Records contained in a dataset
====================

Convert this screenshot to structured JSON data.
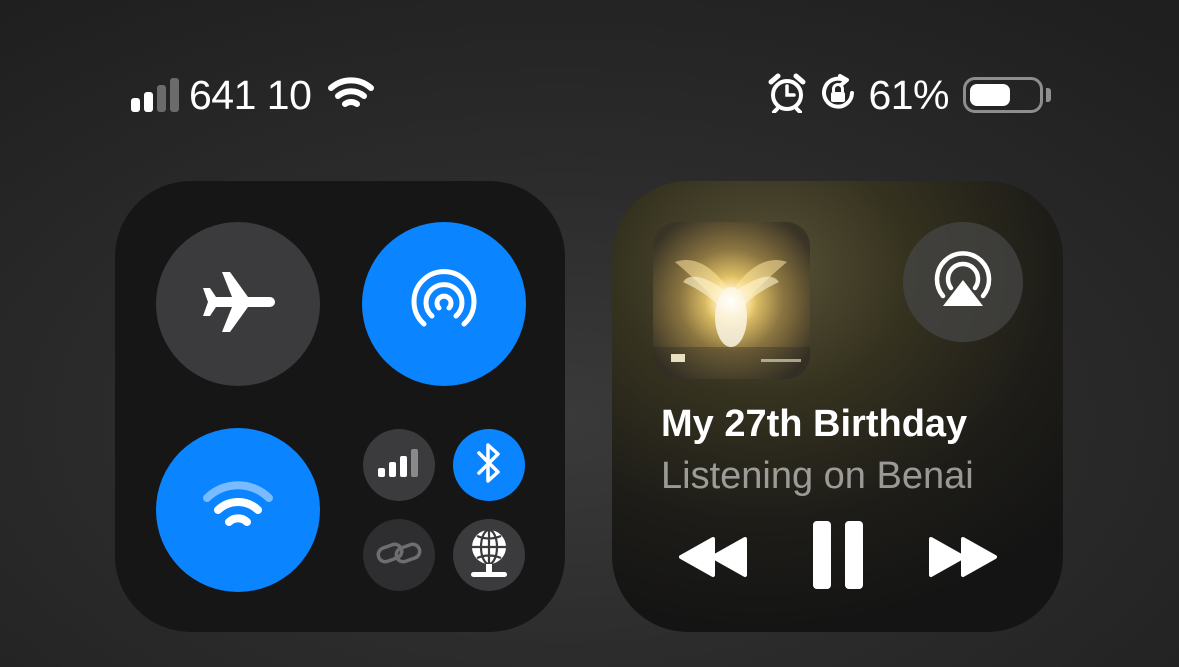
{
  "status_bar": {
    "carrier": "641 10",
    "battery_percent": "61%",
    "battery_level": 0.61,
    "signal_bars_active": 2,
    "signal_bars_total": 4,
    "icons": [
      "cellular-signal-icon",
      "wifi-icon",
      "alarm-icon",
      "rotation-lock-icon",
      "battery-icon"
    ]
  },
  "connectivity": {
    "airplane_mode": {
      "icon": "airplane-icon",
      "active": false
    },
    "airdrop": {
      "icon": "airdrop-icon",
      "active": true
    },
    "wifi": {
      "icon": "wifi-icon",
      "active": true
    },
    "cellular_data": {
      "icon": "cellular-bars-icon",
      "active": false
    },
    "bluetooth": {
      "icon": "bluetooth-icon",
      "active": true
    },
    "personal_hotspot": {
      "icon": "hotspot-link-icon",
      "active": false
    },
    "vpn": {
      "icon": "globe-network-icon",
      "active": false
    }
  },
  "now_playing": {
    "title": "My 27th Birthday",
    "subtitle": "Listening on Benai",
    "airplay_icon": "airplay-audio-icon",
    "controls": [
      "rewind-icon",
      "pause-icon",
      "fast-forward-icon"
    ]
  },
  "colors": {
    "accent_blue": "#0a84ff",
    "inactive_button": "#3b3b3d",
    "panel_bg": "#161616"
  }
}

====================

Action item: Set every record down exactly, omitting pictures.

Answer section:
Convert this screenshot to structured JSON data.
{
  "status_bar": {
    "carrier": "641 10",
    "battery_percent": "61%",
    "battery_level": 0.61,
    "signal_bars_active": 2,
    "signal_bars_total": 4,
    "icons": [
      "cellular-signal-icon",
      "wifi-icon",
      "alarm-icon",
      "rotation-lock-icon",
      "battery-icon"
    ]
  },
  "connectivity": {
    "airplane_mode": {
      "icon": "airplane-icon",
      "active": false
    },
    "airdrop": {
      "icon": "airdrop-icon",
      "active": true
    },
    "wifi": {
      "icon": "wifi-icon",
      "active": true
    },
    "cellular_data": {
      "icon": "cellular-bars-icon",
      "active": false
    },
    "bluetooth": {
      "icon": "bluetooth-icon",
      "active": true
    },
    "personal_hotspot": {
      "icon": "hotspot-link-icon",
      "active": false
    },
    "vpn": {
      "icon": "globe-network-icon",
      "active": false
    }
  },
  "now_playing": {
    "title": "My 27th Birthday",
    "subtitle": "Listening on Benai",
    "airplay_icon": "airplay-audio-icon",
    "controls": [
      "rewind-icon",
      "pause-icon",
      "fast-forward-icon"
    ]
  },
  "colors": {
    "accent_blue": "#0a84ff",
    "inactive_button": "#3b3b3d",
    "panel_bg": "#161616"
  }
}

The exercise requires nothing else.